Consumer groups are worried that new rules designed to protect people who are buying insurance will not stop them being the victims of the hard-sell of payment protection insurance.
Payment protection (PPI) is an optional type of insurance which is supposed to protect credit card and loan customers who cannot repay their debts because of ill-health or unemployment.
But critics argue the cover is expensive, and say PPI's many exclusions mean it is not suitable for everyone. Self-employed people in particular cannot generally claim on this type of policy.
But despite this complexity, many lenders sell PPI aggressively, and there are concerns that people end up with insurance they do not need or cannot use.
There are voluntary guidelines in place which cover the sale of PPI. But the General Insurance Standards Council does not have the power to enforce them.
Next month GISC disappears, to be replaced by the Financial Services Authority, which will start to regulate all sales of insurance.
But the consumer group Which? has warned that consumers will still have to be on their guard about PPI.
Under the GISC code, potential customers must be told certain basic information about the policy at the outset.
Angela Darling, head of policy at GISC says this should include "what the main elements of the policy are, what the benefits are and most importantly what any significant exclusions or conditions are.
"Self-employed persons can get cover but sometimes there are some very, very strict conditions and certainly the question about pre-existing medical conditions is one that should always be raised".
Mike Naylor, senior researcher at Which? said that unfortunately many banks and credit card companies simply ignore it:
"We have found in the past that companies do not sell these policies properly.
"Payment protection insurance is a very complicated form of insurance. It is not suitable for everyone; it gives limited cover and it is expensive."
The influential Treasury Select Committee of MPs shares his unease.
A year ago it asked the Office of Fair Trading to investigate the sale of payment protection, and it has continued to discuss the problem with the lenders who appear before it.
However, insurance regulation will change the way PPI is sold.
The Financial Services Authority confirmed to Money Box that in future companies will not be able to sign people up after just one phone call.
Before the cover can take effect, customers will have to sign a form saying they have read and understood the terms and conditions.
But Mike Naylor is not convinced that the new rules will go far enough:
"The companies will be able to rely on the fact that someone has signed a piece of paper to say that it is a suitable policy.
"The onus should really lie with the company to ensure that it is the right product."
He said consumers should still be on their guard against the hard-sell.
Money Box listener Anna was sold a policy she had explicitly said she did not want. Last month she was called at home by her credit card provider MBNA.
"She wanted to talk to me about a payment protection policy and I said 'I am not interested' [she] just continued telling me about this policy, at which point I said 'I am really not interested thank you very much, goodbye', and I put the phone down."

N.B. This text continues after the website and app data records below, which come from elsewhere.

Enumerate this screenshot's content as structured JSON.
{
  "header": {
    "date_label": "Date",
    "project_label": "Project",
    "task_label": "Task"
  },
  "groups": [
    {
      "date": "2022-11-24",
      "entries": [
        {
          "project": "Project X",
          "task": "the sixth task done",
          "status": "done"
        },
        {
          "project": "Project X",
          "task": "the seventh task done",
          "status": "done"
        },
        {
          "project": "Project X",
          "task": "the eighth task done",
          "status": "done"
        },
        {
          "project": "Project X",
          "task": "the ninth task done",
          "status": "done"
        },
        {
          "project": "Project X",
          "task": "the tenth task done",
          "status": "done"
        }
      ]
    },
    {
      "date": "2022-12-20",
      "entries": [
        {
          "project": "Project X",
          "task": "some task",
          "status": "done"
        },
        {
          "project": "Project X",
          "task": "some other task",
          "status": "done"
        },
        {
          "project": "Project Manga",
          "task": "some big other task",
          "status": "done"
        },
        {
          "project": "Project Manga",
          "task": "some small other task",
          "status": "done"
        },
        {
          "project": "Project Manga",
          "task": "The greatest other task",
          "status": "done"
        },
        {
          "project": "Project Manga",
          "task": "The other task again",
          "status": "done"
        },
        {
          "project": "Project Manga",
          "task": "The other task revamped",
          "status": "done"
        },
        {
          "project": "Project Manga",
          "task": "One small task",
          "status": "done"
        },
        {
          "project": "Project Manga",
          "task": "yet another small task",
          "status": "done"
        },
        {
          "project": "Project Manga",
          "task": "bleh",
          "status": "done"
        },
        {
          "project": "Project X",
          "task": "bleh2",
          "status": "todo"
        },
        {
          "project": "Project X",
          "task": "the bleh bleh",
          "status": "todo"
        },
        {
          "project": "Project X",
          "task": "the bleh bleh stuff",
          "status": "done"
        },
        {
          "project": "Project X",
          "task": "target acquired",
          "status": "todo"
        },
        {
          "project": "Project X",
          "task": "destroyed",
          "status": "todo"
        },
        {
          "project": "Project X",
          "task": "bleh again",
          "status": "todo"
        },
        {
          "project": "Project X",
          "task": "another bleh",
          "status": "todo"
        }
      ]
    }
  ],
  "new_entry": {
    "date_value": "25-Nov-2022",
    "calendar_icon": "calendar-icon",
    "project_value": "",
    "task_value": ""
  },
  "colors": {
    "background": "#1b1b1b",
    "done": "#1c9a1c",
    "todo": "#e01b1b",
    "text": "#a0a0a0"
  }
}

Anna was therefore shocked to receive a letter a few days later thanking her for getting in touch with MBNA and confirming that her new cover was in place.
She managed to cancel the policy before she was charged for it, but she is angry that the insurance was taken out in the first place.
MBNA told Money Box Anna's case was "an exception". It has apologised for the error and is investigating what happened.
The bank added that normally if a customer does want payment protection, they will be asked relevant questions to find out if it is suitable and told how much it costs.
But Money Box has highlighted concerns about the way MBNA sells these policies in the past.
Back in May, the programme featured Andrew from Greenford. He felt he had been misled into taking out PPI because it was implied that the policy was free.
On that occasion MBNA told Money Box it was satisfied that the call had been conducted in an appropriate manner.
BBC Radio 4's Money Box was broadcast on Saturday, 4 December, 2004 at 1204 GMT.
The programme was repeated on Sunday, 5 December, November, at 2102 GMT.